In the Global North there is an excess of food produced and bought which is often thrown out even before it perishes. According to the FAO, food wastage amounts to between 280 – 300 kilos per capita each year, touching every phase of production: from the harvest, to processing and distribution, all the way to our kitchens.
In the Global South, on the other hand, food is wasted for lack of adequate infrastructure, storage facilities and transport. But food is also wasted by pitting the production of biofuels, biogas and large quantities of feed for animals against food for humans. In some parts of the planet, this competition is heavily biased towards the interests of speculators and agribusiness.
In addition to being a problem of great ethical value, food waste necessarily leads to senseless pressure on natural resources, the planet, and the environment. To produce too much means to use more energy and prime materials than necessary: this wasting of resources is then amplified during the distribution phase, then in our homes, and finally in waste management. Food wastage is responsible for roughly 5% of the emissions that cause global warning, and for 20% of the pressure on biodiversity. A full 30% of the land dedicated to agriculture is used to produce food that never arrives at its destination, while the use of water of wasted food (that is, the consumption of surface and ground water resources) is about 250 cubic kilometers per year, equal to the annual flow of the Volta River or three times the volume of Lake Geneva.
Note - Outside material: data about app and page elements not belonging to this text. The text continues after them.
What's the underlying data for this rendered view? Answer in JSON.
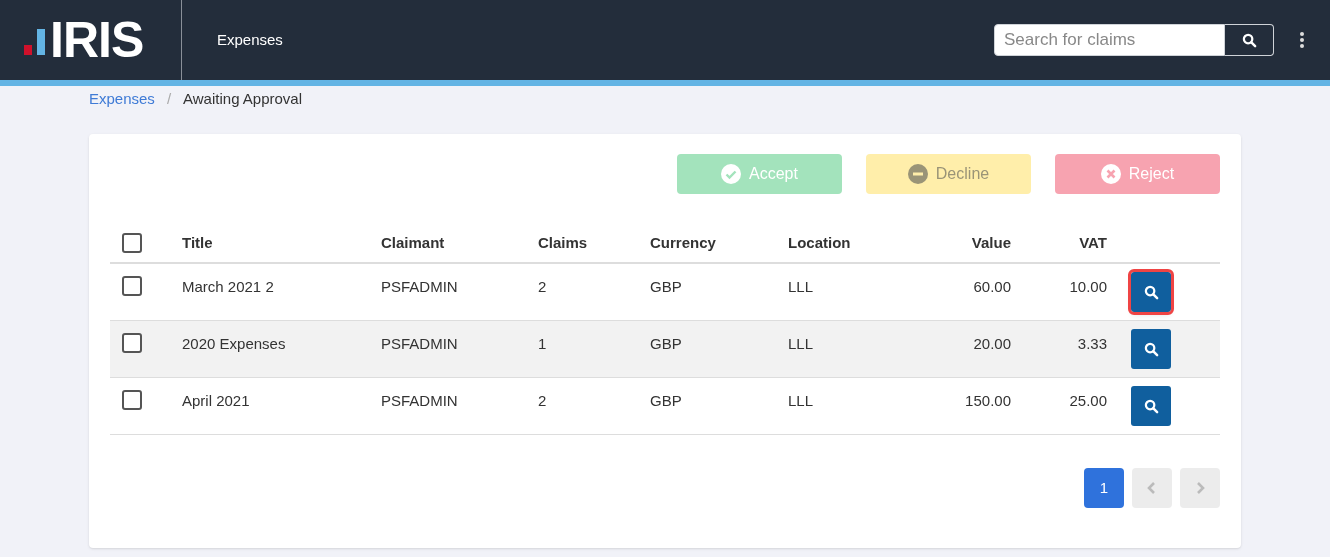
{
  "header": {
    "logo": "IRIS",
    "app_title": "Expenses",
    "search": {
      "placeholder": "Search for claims"
    }
  },
  "breadcrumb": [
    {
      "label": "Expenses",
      "kind": "link"
    },
    {
      "label": "/",
      "kind": "separator"
    },
    {
      "label": "Awaiting Approval",
      "kind": "current"
    }
  ],
  "actions": [
    {
      "label": "Accept",
      "kind": "accept",
      "disabled": true
    },
    {
      "label": "Decline",
      "kind": "decline",
      "disabled": true
    },
    {
      "label": "Reject",
      "kind": "reject",
      "disabled": true
    }
  ],
  "table": {
    "select_all": {
      "checked": false
    },
    "columns": [
      "Title",
      "Claimant",
      "Claims",
      "Currency",
      "Location",
      "Value",
      "VAT"
    ],
    "rows": [
      {
        "cells": [
          "March 2021 2",
          "PSFADMIN",
          "2",
          "GBP",
          "LLL",
          "60.00",
          "10.00"
        ],
        "checked": false,
        "shaded": false,
        "highlighted": true
      },
      {
        "cells": [
          "2020 Expenses",
          "PSFADMIN",
          "1",
          "GBP",
          "LLL",
          "20.00",
          "3.33"
        ],
        "checked": false,
        "shaded": true,
        "highlighted": false
      },
      {
        "cells": [
          "April 2021",
          "PSFADMIN",
          "2",
          "GBP",
          "LLL",
          "150.00",
          "25.00"
        ],
        "checked": false,
        "shaded": false,
        "highlighted": false
      }
    ]
  },
  "pagination": [
    {
      "label": "1",
      "selected": true
    }
  ]
}
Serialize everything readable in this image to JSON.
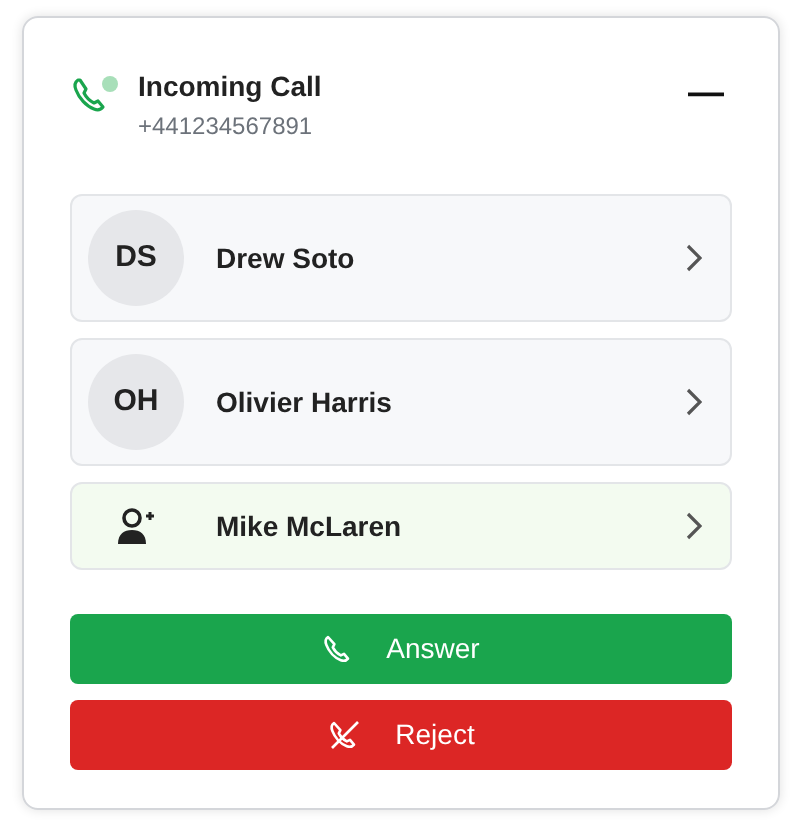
{
  "header": {
    "title": "Incoming Call",
    "number": "+441234567891",
    "minimize": "—"
  },
  "contacts": [
    {
      "kind": "initials",
      "initials": "DS",
      "name": "Drew Soto"
    },
    {
      "kind": "initials",
      "initials": "OH",
      "name": "Olivier Harris"
    },
    {
      "kind": "new",
      "name": "Mike McLaren"
    }
  ],
  "buttons": [
    {
      "kind": "answer",
      "label": "Answer"
    },
    {
      "kind": "reject",
      "label": "Reject"
    }
  ]
}
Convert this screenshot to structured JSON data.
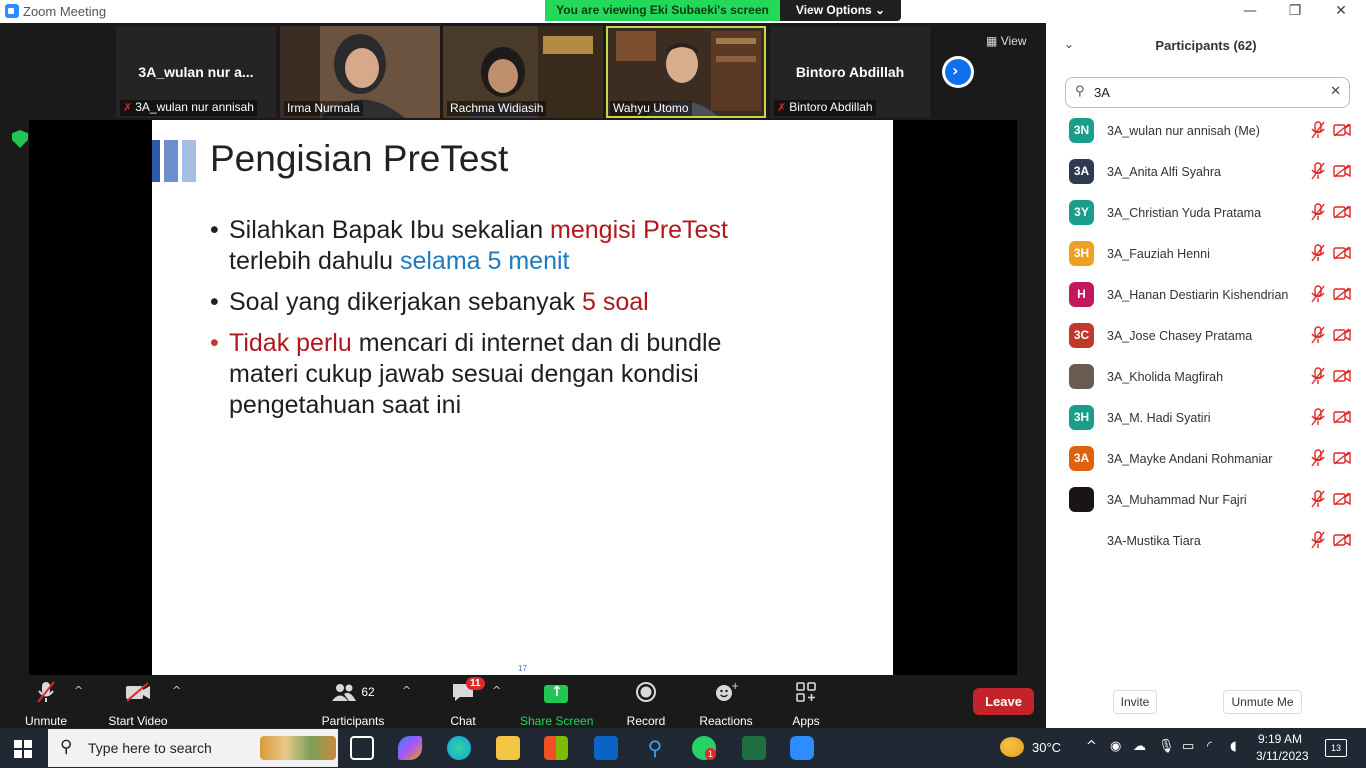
{
  "window": {
    "title": "Zoom Meeting",
    "minimize": "—",
    "restore": "❐",
    "close": "✕"
  },
  "banner": {
    "viewing": "You are viewing Eki Subaeki's screen",
    "view_options": "View Options ⌄"
  },
  "strip": {
    "tiles": [
      {
        "big_name": "3A_wulan nur a...",
        "label": "3A_wulan nur annisah",
        "muted": true
      },
      {
        "label": "Irma Nurmala",
        "muted": false
      },
      {
        "label": "Rachma Widiasih",
        "muted": false
      },
      {
        "label": "Wahyu Utomo",
        "muted": false
      },
      {
        "big_name": "Bintoro Abdillah",
        "label": "Bintoro Abdillah",
        "muted": true
      }
    ],
    "next": "›",
    "view_label": "View"
  },
  "slide": {
    "title": "Pengisian PreTest",
    "b1": {
      "t1": "Silahkan Bapak Ibu sekalian ",
      "t2": "mengisi PreTest",
      "t3": " terlebih dahulu ",
      "t4": "selama 5 menit"
    },
    "b2": {
      "t1": "Soal yang dikerjakan sebanyak ",
      "t2": "5 soal"
    },
    "b3": {
      "t1": "Tidak perlu",
      "t2": " mencari di internet dan di bundle materi cukup jawab sesuai dengan kondisi pengetahuan saat ini"
    },
    "page": "17"
  },
  "toolbar": {
    "unmute": "Unmute",
    "start_video": "Start Video",
    "participants": "Participants",
    "participants_count": "62",
    "chat": "Chat",
    "chat_badge": "11",
    "share_screen": "Share Screen",
    "record": "Record",
    "reactions": "Reactions",
    "apps": "Apps",
    "leave": "Leave"
  },
  "panel": {
    "title": "Participants (62)",
    "search_value": "3A",
    "participants": [
      {
        "initials": "3N",
        "name": "3A_wulan nur annisah (Me)",
        "color": "#1a9e8a"
      },
      {
        "initials": "3A",
        "name": "3A_Anita Alfi Syahra",
        "color": "#2e3b4e"
      },
      {
        "initials": "3Y",
        "name": "3A_Christian Yuda Pratama",
        "color": "#1a9e8a"
      },
      {
        "initials": "3H",
        "name": "3A_Fauziah Henni",
        "color": "#f0a020"
      },
      {
        "initials": "H",
        "name": "3A_Hanan Destiarin Kishendrian",
        "color": "#c2185b"
      },
      {
        "initials": "3C",
        "name": "3A_Jose Chasey Pratama",
        "color": "#c0392b"
      },
      {
        "initials": "",
        "name": "3A_Kholida Magfirah",
        "color": "#6b5a52"
      },
      {
        "initials": "3H",
        "name": "3A_M. Hadi Syatiri",
        "color": "#1a9e8a"
      },
      {
        "initials": "3A",
        "name": "3A_Mayke Andani Rohmaniar",
        "color": "#e0600e"
      },
      {
        "initials": "",
        "name": "3A_Muhammad Nur Fajri",
        "color": "#1a1414"
      },
      {
        "initials": "",
        "name": "3A-Mustika Tiara",
        "color": "#ffffff"
      }
    ],
    "invite": "Invite",
    "unmute_me": "Unmute Me"
  },
  "taskbar": {
    "search_placeholder": "Type here to search",
    "weather": "30°C",
    "time": "9:19 AM",
    "date": "3/11/2023",
    "notif_count": "13",
    "whatsapp_badge": "1"
  }
}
Food waste is a global problem from every point of view, as it involves every step of the food supply chain and leaves nearly one billion people hungry and, in many cases, deprived of their land. It is the most evident symptom of a distorted and unsustainable food system that treats food as merchandise and that has deprived it of all cultural, social, and environmental values throughout all phases of the agricultural supply chain.
Slow Food’s action is founded on the centrality of food, in both the personal and public spheres, for the immense value that it represents from an economic, environmental, social, and cultural point of view. Food wastage is unacceptable and fighting it is a fundamental aspect of Slow Food’s mission.
In order to reverse course and fight food wastage, we must first clearly understand its causes, measure it, and ask every single person involved, from producers to institutions, from citizens to retailers, to work on breaking the schemes that are currently in place.